#### STUDY MATERIAL

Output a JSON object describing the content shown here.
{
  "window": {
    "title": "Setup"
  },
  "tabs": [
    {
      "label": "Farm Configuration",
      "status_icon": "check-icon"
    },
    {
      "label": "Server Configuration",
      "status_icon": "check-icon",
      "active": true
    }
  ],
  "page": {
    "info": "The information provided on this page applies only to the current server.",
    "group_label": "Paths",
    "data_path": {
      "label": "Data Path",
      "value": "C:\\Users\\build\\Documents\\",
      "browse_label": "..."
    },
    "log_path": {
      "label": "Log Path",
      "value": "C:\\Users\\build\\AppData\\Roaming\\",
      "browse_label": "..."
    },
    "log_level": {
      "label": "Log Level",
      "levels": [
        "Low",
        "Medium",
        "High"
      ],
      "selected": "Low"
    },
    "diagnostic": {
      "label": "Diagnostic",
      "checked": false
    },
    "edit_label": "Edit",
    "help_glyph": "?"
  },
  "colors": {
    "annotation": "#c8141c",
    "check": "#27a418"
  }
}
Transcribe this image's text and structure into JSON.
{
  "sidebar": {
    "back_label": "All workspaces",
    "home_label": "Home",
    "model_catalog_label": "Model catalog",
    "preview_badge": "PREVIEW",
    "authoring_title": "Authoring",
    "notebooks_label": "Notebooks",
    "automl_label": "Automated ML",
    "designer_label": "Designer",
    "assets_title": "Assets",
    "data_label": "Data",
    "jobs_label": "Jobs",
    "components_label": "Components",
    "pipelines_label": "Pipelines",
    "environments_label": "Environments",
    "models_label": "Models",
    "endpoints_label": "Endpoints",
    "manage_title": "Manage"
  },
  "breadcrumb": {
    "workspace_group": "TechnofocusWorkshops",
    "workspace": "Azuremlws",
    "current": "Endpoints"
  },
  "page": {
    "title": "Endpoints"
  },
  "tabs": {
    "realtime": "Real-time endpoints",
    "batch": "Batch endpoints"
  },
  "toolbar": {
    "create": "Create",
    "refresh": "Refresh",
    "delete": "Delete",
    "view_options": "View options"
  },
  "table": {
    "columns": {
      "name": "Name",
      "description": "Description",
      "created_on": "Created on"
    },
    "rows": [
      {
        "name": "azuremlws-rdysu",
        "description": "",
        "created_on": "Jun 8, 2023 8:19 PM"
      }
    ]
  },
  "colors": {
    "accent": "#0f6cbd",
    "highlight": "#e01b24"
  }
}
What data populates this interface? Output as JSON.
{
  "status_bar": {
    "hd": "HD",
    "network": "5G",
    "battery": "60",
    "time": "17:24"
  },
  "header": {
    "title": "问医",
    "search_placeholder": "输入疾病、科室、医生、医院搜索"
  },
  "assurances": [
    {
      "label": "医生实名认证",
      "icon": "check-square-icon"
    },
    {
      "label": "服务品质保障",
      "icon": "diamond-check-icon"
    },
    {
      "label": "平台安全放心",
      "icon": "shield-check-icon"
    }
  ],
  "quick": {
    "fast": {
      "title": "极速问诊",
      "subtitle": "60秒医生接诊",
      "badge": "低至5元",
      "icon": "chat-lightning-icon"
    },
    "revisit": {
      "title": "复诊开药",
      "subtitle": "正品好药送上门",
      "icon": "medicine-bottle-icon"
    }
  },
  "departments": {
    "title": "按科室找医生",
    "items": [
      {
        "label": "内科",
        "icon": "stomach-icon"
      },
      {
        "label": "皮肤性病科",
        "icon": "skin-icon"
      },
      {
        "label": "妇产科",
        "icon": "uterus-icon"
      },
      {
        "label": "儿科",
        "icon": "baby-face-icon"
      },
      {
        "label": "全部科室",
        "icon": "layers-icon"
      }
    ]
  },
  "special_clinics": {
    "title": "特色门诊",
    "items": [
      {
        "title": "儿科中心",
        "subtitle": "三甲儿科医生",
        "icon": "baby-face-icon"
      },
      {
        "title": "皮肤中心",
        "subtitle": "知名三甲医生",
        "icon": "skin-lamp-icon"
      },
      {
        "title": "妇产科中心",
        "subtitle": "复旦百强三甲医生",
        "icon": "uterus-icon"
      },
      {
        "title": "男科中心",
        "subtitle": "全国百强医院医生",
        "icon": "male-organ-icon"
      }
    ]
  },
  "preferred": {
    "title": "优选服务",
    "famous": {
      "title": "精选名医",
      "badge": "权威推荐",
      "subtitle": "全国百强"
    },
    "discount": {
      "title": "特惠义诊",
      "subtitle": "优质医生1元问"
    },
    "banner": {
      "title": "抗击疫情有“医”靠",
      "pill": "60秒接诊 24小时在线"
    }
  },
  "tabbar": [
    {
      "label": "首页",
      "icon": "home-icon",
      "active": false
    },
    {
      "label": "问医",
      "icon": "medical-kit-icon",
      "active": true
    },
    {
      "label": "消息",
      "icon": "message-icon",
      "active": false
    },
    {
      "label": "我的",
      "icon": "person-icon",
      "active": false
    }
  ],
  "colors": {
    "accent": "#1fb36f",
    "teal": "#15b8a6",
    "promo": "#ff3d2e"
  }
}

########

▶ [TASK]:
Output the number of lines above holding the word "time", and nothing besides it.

▶ [ANSWER FOR THE TASK]:
2